I am not happy that I missed so much this summer, but it was really hot and chances are good that our trips to the woods would have been cut short by sweaty little boys missing the AC.
Now school has started, the heat is finally dipping below the hundred degree mark (it was 94 today) AND Conner has started Cub Scouts. This has greatly increased Conner and Micah’s love of the idea of camping. So, this weekend was going to be different. We decided to camp out at Rachel’s parents’ house – they live out in the country as well. Tents, smores, hotdogs, headlamps, glowsticks, campfire…and two little boys who quickly decided that the ground wasn’t comfortable and they wanted to sleep inside. In Conner’s words, “Dad, I’m not comfortable, it feels like I’m laying down on grass.”
So now its eleven o’clock and I’m in my in-laws’ living room writing a blog post. The tent is still set up outside with no one to keep it company – I like camping and all, but its a back yard…I’m not passing up a bed in this situation – and I can’t help but think about how my boys’ camping experience is similar to many people’s church experience.
I am often reminded of the truth in Bonhoeffer’s statement that most people like the idea of community more than the thing itself. Like Conner’s realization in the tent, it seems cool, and there is an undeniable appeal, but it isn’t always the most comfortable place to lay down.
I could have insisted that Conner and Micah stick it out in the tent (I never even considered that Josiah would make it all night). I could have used this as an opportunity to teach them that we follow through with the things we decide to do…but I had to ask myself, “Do I want them camping or do I want them to love camping with me?”
If the goal is simply for them to spend the night in a tent, then I should go wake them up and take them back out there. But that isn’t really my goal. Certainly I want them to go camping with me, and I often think about the possibilities ahead for the four of us guys. But I want them to love it as I do. I want their memories of times spent outdoors to be good ones so that after hurricane puberty hits maybe they’ll still want to do this stuff with their old man.
I have a couple friends right now who are ministers in established churches and really seem to be frustrated with this type of start and stop commitment to community, shared life and missional engagement in their churches.

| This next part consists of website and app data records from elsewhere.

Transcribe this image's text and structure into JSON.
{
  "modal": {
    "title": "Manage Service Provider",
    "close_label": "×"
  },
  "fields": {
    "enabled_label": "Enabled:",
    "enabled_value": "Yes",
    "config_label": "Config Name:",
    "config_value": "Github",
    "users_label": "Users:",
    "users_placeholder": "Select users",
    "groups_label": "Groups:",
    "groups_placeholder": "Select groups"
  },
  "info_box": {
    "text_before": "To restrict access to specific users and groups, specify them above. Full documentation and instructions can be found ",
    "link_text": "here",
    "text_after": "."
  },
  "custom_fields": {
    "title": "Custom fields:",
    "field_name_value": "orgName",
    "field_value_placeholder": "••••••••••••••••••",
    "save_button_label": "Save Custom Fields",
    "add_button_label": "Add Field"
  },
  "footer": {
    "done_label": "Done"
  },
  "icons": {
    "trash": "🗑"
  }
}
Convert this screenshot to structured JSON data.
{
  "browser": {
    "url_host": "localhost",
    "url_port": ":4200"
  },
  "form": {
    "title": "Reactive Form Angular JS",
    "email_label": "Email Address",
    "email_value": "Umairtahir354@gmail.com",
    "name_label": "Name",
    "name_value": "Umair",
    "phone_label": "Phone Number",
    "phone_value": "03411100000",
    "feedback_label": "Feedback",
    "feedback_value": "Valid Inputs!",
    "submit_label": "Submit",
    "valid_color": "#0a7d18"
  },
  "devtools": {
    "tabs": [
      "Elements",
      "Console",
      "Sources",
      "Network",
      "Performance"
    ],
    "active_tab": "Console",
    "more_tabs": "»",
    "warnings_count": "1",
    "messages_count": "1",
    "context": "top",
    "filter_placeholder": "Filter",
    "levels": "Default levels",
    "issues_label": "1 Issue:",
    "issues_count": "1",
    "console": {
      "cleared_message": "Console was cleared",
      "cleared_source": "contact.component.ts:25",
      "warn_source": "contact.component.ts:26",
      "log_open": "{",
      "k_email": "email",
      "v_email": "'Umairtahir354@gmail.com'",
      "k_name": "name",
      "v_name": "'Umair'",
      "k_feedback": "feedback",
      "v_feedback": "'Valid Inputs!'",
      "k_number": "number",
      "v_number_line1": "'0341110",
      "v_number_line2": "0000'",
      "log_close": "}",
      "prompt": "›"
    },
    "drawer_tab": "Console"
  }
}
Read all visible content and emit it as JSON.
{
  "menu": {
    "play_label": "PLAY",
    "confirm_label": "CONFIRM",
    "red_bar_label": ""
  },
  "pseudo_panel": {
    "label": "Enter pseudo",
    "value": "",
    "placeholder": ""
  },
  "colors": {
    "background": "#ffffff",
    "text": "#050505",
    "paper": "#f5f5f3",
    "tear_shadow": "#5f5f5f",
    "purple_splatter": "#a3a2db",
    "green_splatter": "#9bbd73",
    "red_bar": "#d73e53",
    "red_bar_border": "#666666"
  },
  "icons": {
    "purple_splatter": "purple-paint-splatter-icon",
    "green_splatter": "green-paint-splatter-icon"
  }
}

People say they want to be a part of something meaningful and transformative; they want to join God in the amazing work of transforming lives and all of creation…but it isn’t comfortable so they start asking to go back inside.
To those friends – and to anyone else who finds themselves in such a place – I urge you to remember that our goal is not just to get people to participate in a certain way. The goal is for our friends and fellow disciples to get a taste of the amazing life that God has prepared for those who will join in the journey of reconciling all things. Our goal is not just to reach out to our community, but to realize that joining God in this ministry helps us to tap into the essence of what it means to be truly human.
To help people on this path, sometimes we may have to be willing to let them go back inside for a while, knowing that we’ll try it again soon. Allow the memories of the campfire, the marshmallows and the stories told to sink in and call them back. Trust that this experience is captivating and doesn’t need coercion in order to take root.
I know that this is true when it comes to walking with our non-Christian friends and I suspect that it is equally true for our overly-churched friends as well.
Perhaps there comes a time when a stronger approach is needed. If the boys and I end up camping on the side of Mt. Elbert and one of them decides they’d rather be back home, packing up and leaving wouldn’t seem like a profitable decision…of course I don’t plan to be on a mountain in Colorado with a 1st grader and two preschoolers. So maybe the question regarding your church is, “Are we dealing with preschoolers, teenagers or adults?” This question runs the risk of condescension and arrogance, so beware, but it can also shed some light on how to proceed. Maybe the question becomes not only about how to get your church engaged in God’s mission, but how to help the church move out of a pre-adolescent faith.
To those who have been called to serve within established churches, serve faithfully. The grass isn’t greener on this side of the fence. Well, maybe in some ways it is, but there are snakes in the grass, so its a tradeoff! Remember, if life with God can happen anywhere, it can happen here. Even if “here” is a living room one hundred feet from the empty campsite where everyone was so excited to spend the evening.